- WORK ITEM -
In the material below, find each line with the string "author" and copy it.

- DATA PROVIDED -
—————

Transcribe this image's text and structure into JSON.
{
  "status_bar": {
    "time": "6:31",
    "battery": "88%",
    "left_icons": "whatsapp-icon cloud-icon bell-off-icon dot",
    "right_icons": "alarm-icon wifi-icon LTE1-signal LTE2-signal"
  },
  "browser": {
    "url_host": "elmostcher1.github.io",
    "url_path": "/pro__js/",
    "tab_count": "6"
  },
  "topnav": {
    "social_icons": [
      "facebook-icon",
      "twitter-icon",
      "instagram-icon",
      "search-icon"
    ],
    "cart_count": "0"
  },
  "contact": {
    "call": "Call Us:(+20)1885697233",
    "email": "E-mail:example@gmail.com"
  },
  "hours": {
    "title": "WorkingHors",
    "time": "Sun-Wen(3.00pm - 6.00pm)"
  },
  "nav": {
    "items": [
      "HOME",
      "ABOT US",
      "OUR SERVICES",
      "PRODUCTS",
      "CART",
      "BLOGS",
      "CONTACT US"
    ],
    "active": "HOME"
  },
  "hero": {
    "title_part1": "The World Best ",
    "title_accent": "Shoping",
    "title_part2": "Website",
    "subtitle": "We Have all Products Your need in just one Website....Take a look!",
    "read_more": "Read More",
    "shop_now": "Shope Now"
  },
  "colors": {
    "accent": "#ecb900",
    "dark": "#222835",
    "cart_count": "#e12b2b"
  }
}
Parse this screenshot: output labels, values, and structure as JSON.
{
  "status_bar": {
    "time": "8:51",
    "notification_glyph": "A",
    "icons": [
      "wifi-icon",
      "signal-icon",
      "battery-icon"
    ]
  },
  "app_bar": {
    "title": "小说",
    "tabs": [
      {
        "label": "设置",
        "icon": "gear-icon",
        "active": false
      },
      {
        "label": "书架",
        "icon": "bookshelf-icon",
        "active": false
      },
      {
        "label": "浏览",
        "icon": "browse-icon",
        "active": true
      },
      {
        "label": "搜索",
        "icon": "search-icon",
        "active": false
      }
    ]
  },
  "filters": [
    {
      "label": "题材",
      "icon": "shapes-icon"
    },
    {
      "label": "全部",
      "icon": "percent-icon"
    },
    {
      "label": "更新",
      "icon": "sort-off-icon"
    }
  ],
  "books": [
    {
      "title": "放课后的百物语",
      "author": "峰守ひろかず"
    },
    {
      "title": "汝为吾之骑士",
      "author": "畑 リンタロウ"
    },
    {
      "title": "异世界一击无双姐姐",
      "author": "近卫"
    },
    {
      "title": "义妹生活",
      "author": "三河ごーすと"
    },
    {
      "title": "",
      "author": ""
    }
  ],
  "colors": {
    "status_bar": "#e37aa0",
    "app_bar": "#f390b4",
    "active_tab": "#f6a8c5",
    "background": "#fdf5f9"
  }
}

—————

- REPLY TO THE EXERCISE -
      "author": "峰守ひろかず"
      "author": "畑 リンタロウ"
      "author": "近卫"
      "author": "三河ごーすと"
      "author": ""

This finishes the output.